What the restrictions could mean for the semiconductor industry is as yet unclear, though it does have the potential to exacerbate a host of already critical global component shortages. Interruptions at this juncture would stunt production efforts, affecting companies like Intel, AMD, Nvidia, Apple, Kingston, and many more.

TSMC has been running drills in order to prepare for the worst-case scenario and is planning to increase its reliance on tankers for water. Last month we saw Tainan go into orange alert, prompting TSMC to run emergency maneuvers

There was no word as to whether these operations were successful but, according to Bloomberg, TSMC claims that "the new restrictions would not affect operations." This reassurance comes from an emailed statement, and the article notes that "a Micron representative in Taiwan declined to comment, saying the company is now in a quiet period."

There is hope on the horizon at least, as the rainy season should be on its way and the water levels should start to see an improvement come early summer. Fingers crossed the semiconductor industry can stay afloat in the time being.

Katie Wickens
Hardware Writer
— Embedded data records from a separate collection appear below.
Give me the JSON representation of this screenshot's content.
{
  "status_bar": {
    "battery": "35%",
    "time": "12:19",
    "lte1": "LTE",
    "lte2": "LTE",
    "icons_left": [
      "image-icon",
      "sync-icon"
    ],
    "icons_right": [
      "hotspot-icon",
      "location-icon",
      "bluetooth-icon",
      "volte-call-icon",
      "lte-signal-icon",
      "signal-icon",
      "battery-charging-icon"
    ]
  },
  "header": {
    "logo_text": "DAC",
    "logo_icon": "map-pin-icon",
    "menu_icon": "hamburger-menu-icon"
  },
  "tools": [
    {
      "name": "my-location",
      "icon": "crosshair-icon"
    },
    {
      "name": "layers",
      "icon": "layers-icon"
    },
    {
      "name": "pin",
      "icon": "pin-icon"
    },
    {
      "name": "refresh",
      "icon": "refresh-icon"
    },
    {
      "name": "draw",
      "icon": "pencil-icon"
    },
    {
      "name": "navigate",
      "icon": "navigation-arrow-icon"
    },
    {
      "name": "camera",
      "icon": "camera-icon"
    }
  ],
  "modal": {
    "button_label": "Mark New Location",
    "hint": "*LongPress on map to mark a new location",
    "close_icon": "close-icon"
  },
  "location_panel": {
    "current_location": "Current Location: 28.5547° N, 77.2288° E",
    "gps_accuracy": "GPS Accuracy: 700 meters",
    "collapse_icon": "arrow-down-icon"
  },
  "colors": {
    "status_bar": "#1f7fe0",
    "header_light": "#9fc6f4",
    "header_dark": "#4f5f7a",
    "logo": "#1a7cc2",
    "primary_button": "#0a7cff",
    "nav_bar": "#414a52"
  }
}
Screw sports, Katie would rather watch Intel, AMD and Nvidia go at it. Having been obsessed with computers and graphics for three long decades, she took Game Art and Design up to Masters level at uni, and has been demystifying tech and science—rather sarcastically—for three years since. She can be found admiring AI advancements, scrambling for scintillating Raspberry Pi projects, preaching cybersecurity awareness, sighing over semiconductors, and gawping at the latest GPU upgrades. She's been heading the PCG Steam Deck content hike, while waiting patiently for her chance to upload her consciousness into the cloud.